    This isn’t a no sugar diet, it is a low sugar diet. I would aim for 25g-50g of sugar per day maximum amount, so when thinking about things in this regards, you can still enjoy some of the normal things you like.

    Also this is a long term diet, so you aren’t going to get better faster by removing ketchup, its basically going to have a neutral effect on your health if consumed in low amounts (same with salad dressing with ACV). I’ve personally been on the diet for about 5 years and think that people can be overly conservative with the diet and the foods on it.

    Also the skin problems are not related to diet by itself but accumulation of toxins and your ability to detox. I would look at a few things beyond the diet to help with this problem such as supplementing with HCL, detoxing with liver cleansing herbs, and detoxing with sauna, steam room, etc. You also very likely would benefit from acupuncture to help rebalance your organs and to detox.

    Here are some important posts to check out:

    http://www.thecandidadiet.com/forums/topic/many-of-your-symptoms-are-liver-symptoms-29/
    http://www.thecandidadiet.com/forums/topic/the-benefits-of-sweating-out-toxins-mineral-water-and-minerals-58/
    http://www.thecandidadiet.com/forums/topic/the-importance-of-vitamin-c-19/
    http://www.thecandidadiet.com/forums/topic/doing-too-much-too-fast-74/
    http://www.thecandidadiet.com/forums/topic/hydro-chloric-acid-and-health-written-by-dr-mccoombs-21/

    -raster

    #172116

    Eala
    Participant
    Topics: 1
    Replies: 1

    Thank you both very much for all of the information! @raster I read all of the posts you included and I’ve also started to look around in the recipes forum.
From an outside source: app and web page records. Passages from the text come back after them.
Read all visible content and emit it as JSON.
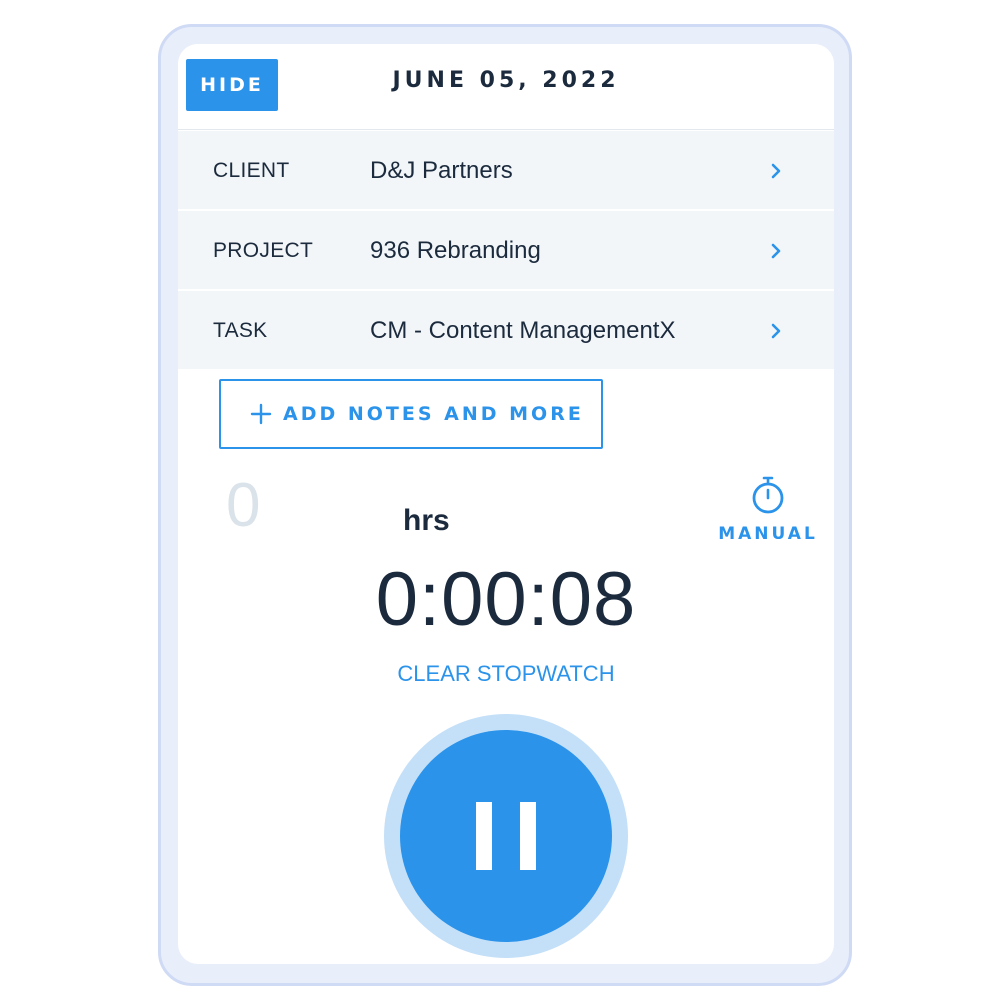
{
  "header": {
    "hide_label": "HIDE",
    "date": "JUNE 05, 2022"
  },
  "rows": [
    {
      "label": "CLIENT",
      "value": "D&J Partners",
      "icon": "chevron-right-icon"
    },
    {
      "label": "PROJECT",
      "value": "936 Rebranding",
      "icon": "chevron-right-icon"
    },
    {
      "label": "TASK",
      "value": "CM - Content ManagementX",
      "icon": "chevron-right-icon"
    }
  ],
  "notes": {
    "label": "ADD NOTES AND MORE",
    "icon": "plus-icon"
  },
  "entry": {
    "hours_value": "0",
    "hours_unit": "hrs",
    "manual_label": "MANUAL",
    "manual_icon": "stopwatch-icon"
  },
  "stopwatch": {
    "elapsed": "0:00:08",
    "clear_label": "CLEAR STOPWATCH",
    "control_icon": "pause-icon"
  },
  "colors": {
    "accent": "#2b93ea",
    "text": "#1b2a3d",
    "row_bg": "#f3f6f8",
    "halo": "#c4e0f8"
  }
}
I kinda wish I had done that before I started (and cheated, and started and cheated..). While looking through the recipes gives me a lot of hope for stage 2 and beyond, I still can’t help but think that it would be next to impossible to cut as many things as seems to be necessary for stage 1 based on my picky eating habits and actually still eat much of anything. So I guess what I’m asking is… is it possible to skip ahead to a spot where it’s a little less restrictive and still be successful in getting everything under control considering the probiotics and other anti-candida supplements I have been taking? Or would a person be doomed to failure without the initial phase?
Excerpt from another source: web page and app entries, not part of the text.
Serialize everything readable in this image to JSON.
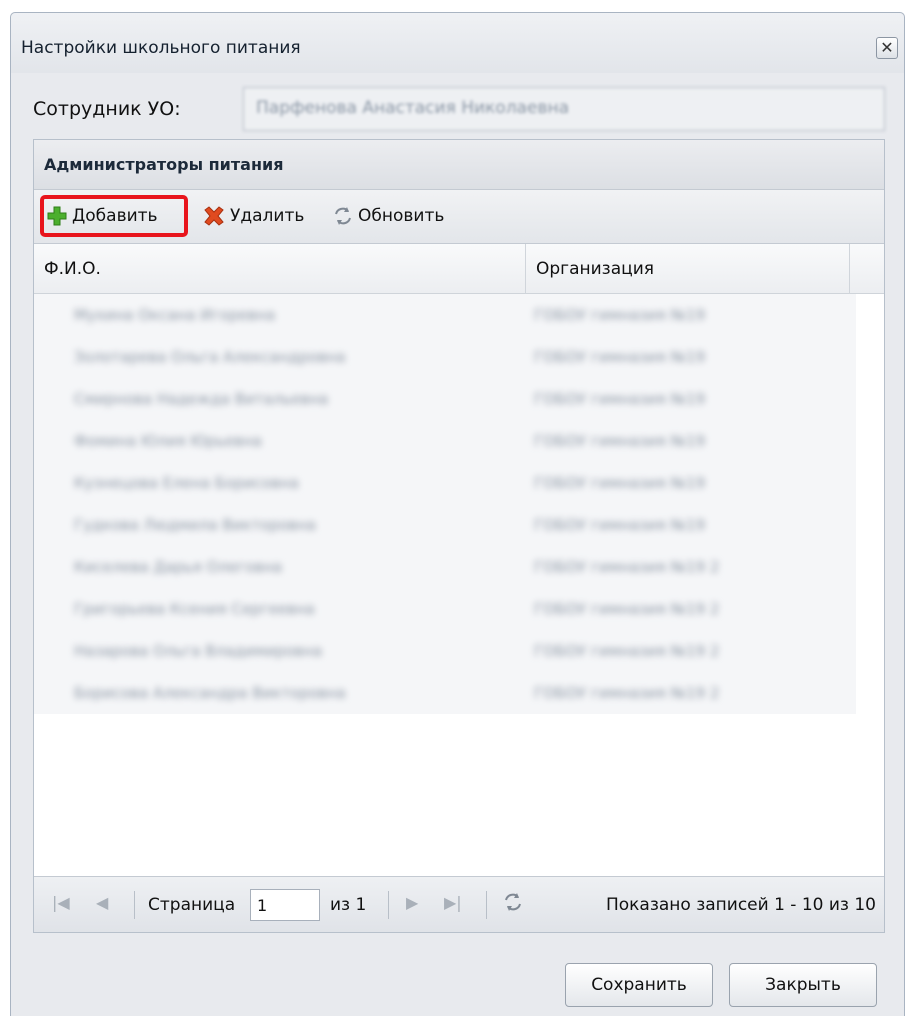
{
  "window": {
    "title": "Настройки школьного питания",
    "close_glyph": "✕"
  },
  "employee": {
    "label": "Сотрудник УО:",
    "value": "Парфенова Анастасия Николаевна"
  },
  "panel": {
    "title": "Администраторы питания"
  },
  "toolbar": {
    "add_label": "Добавить",
    "delete_label": "Удалить",
    "refresh_label": "Обновить"
  },
  "grid": {
    "columns": [
      "Ф.И.О.",
      "Организация"
    ],
    "rows": [
      {
        "name": "Мухина Оксана Игоревна",
        "org": "ГОБОУ гимназия №19"
      },
      {
        "name": "Золотарева Ольга Александровна",
        "org": "ГОБОУ гимназия №19"
      },
      {
        "name": "Смирнова Надежда Витальевна",
        "org": "ГОБОУ гимназия №19"
      },
      {
        "name": "Фомина Юлия Юрьевна",
        "org": "ГОБОУ гимназия №19"
      },
      {
        "name": "Кузнецова Елена Борисовна",
        "org": "ГОБОУ гимназия №19"
      },
      {
        "name": "Гудкова Людмила Викторовна",
        "org": "ГОБОУ гимназия №19"
      },
      {
        "name": "Киселева Дарья Олеговна",
        "org": "ГОБОУ гимназия №19 2"
      },
      {
        "name": "Григорьева Ксения Сергеевна",
        "org": "ГОБОУ гимназия №19 2"
      },
      {
        "name": "Назарова Ольга Владимировна",
        "org": "ГОБОУ гимназия №19 2"
      },
      {
        "name": "Борисова Александра Викторовна",
        "org": "ГОБОУ гимназия №19 2"
      }
    ]
  },
  "pager": {
    "page_label": "Страница",
    "page_value": "1",
    "of_label": "из 1",
    "summary": "Показано записей 1 - 10 из 10"
  },
  "footer": {
    "save_label": "Сохранить",
    "close_label": "Закрыть"
  },
  "colors": {
    "highlight": "#e8141c",
    "add_icon": "#4caf2e",
    "delete_icon": "#e04a1f"
  }
}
    #172117

    raster
    Participant
    Topics: 104
    Replies: 6838

    Well I am not sure where the stage stuff is coming from because I don’t see it on the thecandidadiet.com website itself. I remember a few years ago we used to have stages for the diet here on the forum. I don’t have the book so am not completely sure what is on each stage.

    But in general you should start out strict and loosen diet over time.

    My ND basically just has one diet that he gives out and doesn’t do stages.

    What I did for instance was avoided rice, dairy, and fruit starting out for a few weeks and then added it in after 2-4 weeks or so.

    -raster

    #172118

    chrisluketaylor
    Participant
    Topics: 2
    Replies: 23

    The key to making the diet work for you, is to listen to your body.

    Die-off symptoms getting too bad? Cut down on antifungals temporarily or increase detoxifying micro-nutrient sources.

    Candida symptoms returning? Isolate the food(s) which may be responsible and cut down or remove it (them).

    Diet isn’t about being rigid, that is near impossible. It’s about making the best decisions for your health with your food based on knowledge. What works for someone else might not necessarily work for you, we are all different.

    Life is a journey, you will have to find out for yourself your path. But all it takes is the motivation to do something and you can do it.

Viewing 6 posts - 1 through 6 (of 6 total)

The topic ‘Picky Eater Struggling to Follow Diet – Any Suggestions??’ is closed to new replies.